What you will do —
The lines to copy are those in the listing below that contain the word "База".

-=-=-=-=-

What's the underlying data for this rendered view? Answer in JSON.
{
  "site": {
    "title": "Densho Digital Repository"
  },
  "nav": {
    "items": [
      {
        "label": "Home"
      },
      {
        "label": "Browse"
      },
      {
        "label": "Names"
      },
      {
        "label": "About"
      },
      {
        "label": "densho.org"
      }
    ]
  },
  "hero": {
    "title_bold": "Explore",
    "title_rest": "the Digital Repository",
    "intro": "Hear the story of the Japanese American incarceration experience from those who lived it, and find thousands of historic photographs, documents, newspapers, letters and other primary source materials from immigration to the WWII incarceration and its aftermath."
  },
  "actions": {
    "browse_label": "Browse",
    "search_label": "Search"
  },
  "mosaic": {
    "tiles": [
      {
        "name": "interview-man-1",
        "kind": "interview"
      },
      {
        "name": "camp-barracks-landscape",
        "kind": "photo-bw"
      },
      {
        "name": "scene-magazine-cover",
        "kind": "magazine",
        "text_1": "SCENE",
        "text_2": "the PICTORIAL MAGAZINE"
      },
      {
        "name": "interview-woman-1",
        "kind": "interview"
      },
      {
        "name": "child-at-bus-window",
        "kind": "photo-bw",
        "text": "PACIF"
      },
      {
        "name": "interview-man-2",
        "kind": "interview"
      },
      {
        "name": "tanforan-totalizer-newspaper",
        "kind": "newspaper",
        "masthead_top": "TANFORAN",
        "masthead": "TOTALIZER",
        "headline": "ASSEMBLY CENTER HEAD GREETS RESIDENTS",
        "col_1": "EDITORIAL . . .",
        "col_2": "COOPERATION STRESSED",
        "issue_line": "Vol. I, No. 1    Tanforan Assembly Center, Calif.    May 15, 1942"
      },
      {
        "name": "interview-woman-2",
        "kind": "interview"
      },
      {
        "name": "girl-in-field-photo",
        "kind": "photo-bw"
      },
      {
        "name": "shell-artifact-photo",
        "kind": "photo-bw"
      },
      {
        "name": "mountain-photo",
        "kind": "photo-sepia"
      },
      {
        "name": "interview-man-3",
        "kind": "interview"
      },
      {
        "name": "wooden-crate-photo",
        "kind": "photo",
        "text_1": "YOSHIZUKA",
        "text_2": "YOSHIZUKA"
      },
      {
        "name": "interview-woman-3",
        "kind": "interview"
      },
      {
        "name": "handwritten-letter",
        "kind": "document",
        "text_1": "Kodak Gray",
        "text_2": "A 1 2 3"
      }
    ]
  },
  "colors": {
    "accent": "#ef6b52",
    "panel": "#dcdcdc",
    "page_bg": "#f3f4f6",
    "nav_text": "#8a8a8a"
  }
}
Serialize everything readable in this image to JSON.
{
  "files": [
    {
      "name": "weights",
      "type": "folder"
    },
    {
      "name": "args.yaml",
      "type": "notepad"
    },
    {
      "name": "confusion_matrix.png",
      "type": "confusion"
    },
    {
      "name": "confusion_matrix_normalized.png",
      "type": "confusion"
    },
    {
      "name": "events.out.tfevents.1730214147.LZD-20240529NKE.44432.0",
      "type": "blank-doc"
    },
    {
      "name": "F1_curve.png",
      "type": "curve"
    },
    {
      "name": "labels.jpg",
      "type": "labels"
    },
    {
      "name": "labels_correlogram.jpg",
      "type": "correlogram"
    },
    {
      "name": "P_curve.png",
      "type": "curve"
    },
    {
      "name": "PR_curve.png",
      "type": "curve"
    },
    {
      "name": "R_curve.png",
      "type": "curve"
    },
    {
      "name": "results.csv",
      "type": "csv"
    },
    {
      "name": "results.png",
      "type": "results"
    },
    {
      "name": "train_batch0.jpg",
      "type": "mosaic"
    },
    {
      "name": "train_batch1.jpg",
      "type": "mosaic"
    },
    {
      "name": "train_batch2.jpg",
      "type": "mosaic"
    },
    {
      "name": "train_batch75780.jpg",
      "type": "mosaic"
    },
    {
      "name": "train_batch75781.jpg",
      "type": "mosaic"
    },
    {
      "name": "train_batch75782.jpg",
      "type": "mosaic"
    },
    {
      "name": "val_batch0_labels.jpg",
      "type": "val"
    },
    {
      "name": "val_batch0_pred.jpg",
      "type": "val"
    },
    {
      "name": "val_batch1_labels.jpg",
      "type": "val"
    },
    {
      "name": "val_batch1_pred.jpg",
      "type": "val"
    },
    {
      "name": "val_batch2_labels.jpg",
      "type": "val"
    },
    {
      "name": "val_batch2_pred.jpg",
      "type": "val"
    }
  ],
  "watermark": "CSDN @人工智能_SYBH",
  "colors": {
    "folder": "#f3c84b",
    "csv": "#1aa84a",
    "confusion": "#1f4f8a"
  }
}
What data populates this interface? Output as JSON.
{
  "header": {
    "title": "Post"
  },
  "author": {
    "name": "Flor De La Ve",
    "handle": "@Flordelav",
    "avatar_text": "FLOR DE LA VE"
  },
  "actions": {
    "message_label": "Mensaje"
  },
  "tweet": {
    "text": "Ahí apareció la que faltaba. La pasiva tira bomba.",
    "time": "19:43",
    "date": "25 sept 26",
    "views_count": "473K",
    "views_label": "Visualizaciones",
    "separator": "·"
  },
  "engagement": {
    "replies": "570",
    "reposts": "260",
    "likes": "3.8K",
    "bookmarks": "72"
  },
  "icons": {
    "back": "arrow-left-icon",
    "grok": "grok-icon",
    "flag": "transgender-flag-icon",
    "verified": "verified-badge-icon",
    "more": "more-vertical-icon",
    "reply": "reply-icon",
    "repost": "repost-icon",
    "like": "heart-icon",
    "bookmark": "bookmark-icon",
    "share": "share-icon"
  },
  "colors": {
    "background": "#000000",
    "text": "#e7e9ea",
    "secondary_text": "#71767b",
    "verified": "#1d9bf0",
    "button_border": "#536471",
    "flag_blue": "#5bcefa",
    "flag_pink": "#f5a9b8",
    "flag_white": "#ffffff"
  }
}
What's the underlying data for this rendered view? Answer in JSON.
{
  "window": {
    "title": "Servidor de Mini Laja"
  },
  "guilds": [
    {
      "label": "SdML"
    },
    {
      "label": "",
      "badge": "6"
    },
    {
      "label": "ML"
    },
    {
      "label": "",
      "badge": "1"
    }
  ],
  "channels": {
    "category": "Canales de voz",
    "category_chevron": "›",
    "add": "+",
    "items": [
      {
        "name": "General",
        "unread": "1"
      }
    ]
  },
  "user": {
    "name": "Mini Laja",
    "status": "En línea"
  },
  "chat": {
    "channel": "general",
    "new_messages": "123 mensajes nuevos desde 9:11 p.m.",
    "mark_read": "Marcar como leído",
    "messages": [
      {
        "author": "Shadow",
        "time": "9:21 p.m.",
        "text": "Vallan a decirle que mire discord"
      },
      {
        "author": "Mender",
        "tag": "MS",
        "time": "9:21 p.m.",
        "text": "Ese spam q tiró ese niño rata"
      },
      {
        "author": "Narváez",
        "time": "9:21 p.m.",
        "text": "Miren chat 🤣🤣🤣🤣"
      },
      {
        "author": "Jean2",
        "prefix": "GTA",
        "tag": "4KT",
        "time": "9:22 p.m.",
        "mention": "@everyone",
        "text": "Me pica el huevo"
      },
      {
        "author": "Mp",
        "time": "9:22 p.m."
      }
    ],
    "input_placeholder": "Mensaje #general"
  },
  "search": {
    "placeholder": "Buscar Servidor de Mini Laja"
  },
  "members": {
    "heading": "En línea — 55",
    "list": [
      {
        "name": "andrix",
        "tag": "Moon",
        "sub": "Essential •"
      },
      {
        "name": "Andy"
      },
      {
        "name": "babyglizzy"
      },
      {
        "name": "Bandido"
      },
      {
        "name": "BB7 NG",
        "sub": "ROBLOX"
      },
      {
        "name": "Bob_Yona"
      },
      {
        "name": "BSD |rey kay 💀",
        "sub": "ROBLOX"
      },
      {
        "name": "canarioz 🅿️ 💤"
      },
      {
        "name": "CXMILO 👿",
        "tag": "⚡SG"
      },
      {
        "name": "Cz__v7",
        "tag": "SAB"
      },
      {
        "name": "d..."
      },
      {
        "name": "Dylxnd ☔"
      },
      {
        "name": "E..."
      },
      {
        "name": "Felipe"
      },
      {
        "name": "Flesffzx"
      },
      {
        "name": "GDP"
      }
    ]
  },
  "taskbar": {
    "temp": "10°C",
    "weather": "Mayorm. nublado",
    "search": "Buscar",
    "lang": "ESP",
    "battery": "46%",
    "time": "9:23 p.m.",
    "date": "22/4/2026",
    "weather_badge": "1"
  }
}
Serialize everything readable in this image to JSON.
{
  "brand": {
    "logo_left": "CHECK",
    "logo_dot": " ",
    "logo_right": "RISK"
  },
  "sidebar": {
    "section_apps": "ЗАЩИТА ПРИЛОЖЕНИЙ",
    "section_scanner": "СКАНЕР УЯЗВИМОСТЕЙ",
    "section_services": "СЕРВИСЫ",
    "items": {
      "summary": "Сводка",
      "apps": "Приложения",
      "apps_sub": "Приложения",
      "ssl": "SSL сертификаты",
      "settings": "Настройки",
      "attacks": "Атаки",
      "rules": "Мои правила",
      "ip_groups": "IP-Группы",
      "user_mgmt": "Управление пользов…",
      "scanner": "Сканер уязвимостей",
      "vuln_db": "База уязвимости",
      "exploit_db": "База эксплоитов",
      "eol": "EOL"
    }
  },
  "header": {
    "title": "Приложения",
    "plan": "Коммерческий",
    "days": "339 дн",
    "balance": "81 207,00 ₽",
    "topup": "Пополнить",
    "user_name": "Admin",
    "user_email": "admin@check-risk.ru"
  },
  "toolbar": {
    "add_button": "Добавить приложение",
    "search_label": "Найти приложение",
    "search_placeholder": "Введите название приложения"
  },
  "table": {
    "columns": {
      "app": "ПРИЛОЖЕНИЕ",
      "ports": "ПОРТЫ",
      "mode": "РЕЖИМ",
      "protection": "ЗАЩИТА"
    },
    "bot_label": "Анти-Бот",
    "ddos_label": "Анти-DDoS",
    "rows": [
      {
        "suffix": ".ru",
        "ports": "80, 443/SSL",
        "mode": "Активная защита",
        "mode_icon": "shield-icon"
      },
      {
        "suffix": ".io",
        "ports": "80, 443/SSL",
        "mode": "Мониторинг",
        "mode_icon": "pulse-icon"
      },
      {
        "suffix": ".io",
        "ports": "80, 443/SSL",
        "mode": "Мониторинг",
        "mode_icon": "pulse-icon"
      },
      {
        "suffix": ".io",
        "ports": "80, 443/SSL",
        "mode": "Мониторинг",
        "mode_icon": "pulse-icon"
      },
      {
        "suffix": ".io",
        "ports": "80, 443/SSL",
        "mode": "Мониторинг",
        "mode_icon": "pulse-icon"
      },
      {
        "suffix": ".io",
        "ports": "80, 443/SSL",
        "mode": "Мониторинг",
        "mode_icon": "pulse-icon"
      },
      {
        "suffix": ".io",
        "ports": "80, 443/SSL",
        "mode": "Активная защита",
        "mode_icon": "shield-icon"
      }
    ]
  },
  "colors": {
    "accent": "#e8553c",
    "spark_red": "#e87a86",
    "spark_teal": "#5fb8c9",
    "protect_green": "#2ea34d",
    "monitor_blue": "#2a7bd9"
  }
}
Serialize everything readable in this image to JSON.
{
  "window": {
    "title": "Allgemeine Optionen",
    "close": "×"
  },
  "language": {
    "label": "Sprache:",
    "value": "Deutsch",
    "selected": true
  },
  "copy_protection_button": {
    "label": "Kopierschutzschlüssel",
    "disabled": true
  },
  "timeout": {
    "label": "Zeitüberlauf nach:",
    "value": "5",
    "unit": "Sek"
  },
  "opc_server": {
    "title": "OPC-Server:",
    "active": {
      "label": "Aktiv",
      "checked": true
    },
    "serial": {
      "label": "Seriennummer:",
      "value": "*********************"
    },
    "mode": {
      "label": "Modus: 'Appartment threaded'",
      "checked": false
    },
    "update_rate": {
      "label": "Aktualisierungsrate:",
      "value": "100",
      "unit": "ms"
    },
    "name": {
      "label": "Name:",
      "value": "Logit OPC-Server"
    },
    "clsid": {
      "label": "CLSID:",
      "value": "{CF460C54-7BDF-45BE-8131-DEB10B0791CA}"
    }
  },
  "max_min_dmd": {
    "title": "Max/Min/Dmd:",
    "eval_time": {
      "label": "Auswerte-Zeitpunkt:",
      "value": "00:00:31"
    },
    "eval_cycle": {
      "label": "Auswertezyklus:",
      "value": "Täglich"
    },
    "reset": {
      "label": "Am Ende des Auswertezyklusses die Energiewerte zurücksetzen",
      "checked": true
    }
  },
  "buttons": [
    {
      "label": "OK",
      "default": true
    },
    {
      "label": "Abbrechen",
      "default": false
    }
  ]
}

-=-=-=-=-

Finished exercise —
      "vuln_db": "База уязвимости",
      "exploit_db": "База эксплоитов",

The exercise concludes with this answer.